A NOWERGUP limestone company has been fined more than $60,000 for having a hazardous workplace after a young employee became entangled in a block making machine last year, leading to the loss of his leg and serious internal injuries.
Limestone Building Blocks Company Pty Ltd faced Joondalup Magistrates Court for sentencing on Friday afternoon in relation to the trauma suffered by labourer Dane Smith on January 25, 2017.
The hearing followed the company’s guilty plea at its first hearing two weeks ago to a charge of failing “to provide and maintain a working environment at a mine where employees are not exposed to hazards”.
Mr Smith was attempting to remove limestone residue from inside the machine when he activated the automatic building process.
The machine completed one building cycle with him trapped inside it before an employee rushed to save him. Mr Smith’s injuries included an amputated leg, fractures to his spine and pelvis and ruptures to his liver and kidneys.

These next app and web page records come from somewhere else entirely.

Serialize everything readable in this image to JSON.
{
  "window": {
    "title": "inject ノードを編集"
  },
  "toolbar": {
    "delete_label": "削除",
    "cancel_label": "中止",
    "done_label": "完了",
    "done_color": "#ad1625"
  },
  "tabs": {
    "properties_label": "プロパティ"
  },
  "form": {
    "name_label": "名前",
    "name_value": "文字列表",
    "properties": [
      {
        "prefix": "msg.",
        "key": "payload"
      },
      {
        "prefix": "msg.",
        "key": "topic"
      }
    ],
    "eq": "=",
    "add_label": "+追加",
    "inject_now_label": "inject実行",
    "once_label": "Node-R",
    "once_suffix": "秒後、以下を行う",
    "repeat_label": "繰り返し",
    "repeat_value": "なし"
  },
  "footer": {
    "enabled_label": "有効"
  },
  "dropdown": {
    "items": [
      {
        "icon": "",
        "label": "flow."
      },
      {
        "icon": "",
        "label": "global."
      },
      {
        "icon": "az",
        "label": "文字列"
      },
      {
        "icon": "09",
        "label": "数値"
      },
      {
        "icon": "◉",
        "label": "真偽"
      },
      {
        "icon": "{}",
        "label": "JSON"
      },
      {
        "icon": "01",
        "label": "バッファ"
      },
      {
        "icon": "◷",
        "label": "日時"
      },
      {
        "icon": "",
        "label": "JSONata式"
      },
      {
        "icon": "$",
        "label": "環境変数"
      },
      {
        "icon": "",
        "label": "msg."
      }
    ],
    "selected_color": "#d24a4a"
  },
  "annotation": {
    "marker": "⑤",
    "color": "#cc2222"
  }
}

Magistrate Deen Potter fined the company $65,000, reduced from $140,000 because its early guilty plea saved Mr Smith “the trauma and emotional rollercoaster” of a lengthy court process.
Speaking outside court, company lawyer Tim Houweling said the penalty was “significant” and would have a “serious impact on a family-owned company”.
“The family-owned company offers the highest standard of safety to its employees but sometimes, regrettably, there’s incidents that occur where an employee acts outside the scope of their immediate authority,” he said,
“It’s sad there were events that had catastrophic injuries and consequences as a result. We’re glad that it’s all over and looking forward to getting on with business.”
He said the company understood Mr Smith was recovering and there would be an opportunity for him to continue working for the business.
Mr Houweling argued in court that while the company admitted to a breach of safety, Mr Smith had acted against instructions not to go in the machine.
Mr Smith had been an employee for 18 months.
“He had just been put on full time so he was looking to impress and he just stepped over the line,” he said.
He said Mr Smith’s first words when he woke up in hospital “were something to the effect of ‘I f*****d up’.”
The court heard the machine operated with a two-key system and, for safety reasons, it was only meant to have one key left in it.
It was also meant to have safety mesh attached to it to prevent access to the block-making area.
There were two keys in the machine and the safety mesh was missing when the catastrophe happened.
Mr Houweling said this was the reason they were pleading guilty.
The Department of Mines and Petroleum prosecutor argued the company should accept full responsibility.
He asserted Mr Smith should have undergone a more thorough training process.
“It’s not enough for a supervisor simply to have said ‘do not put your hands in there, that’s hazardous’,” he said.
In handing down his sentence, Mr Potter accepted the company’s actions were not “in a manner of reckless disregard”.
But he said Mr Smith should never have had access to the inside of the machine while there were two keys in it.
“The employee’s catastrophic injuries speak for themselves,” he said.
“It’s not something a company let alone a family business would want to have associated with its name.”
He acknowledged the company had since spent more than $1 million improving its safety standards.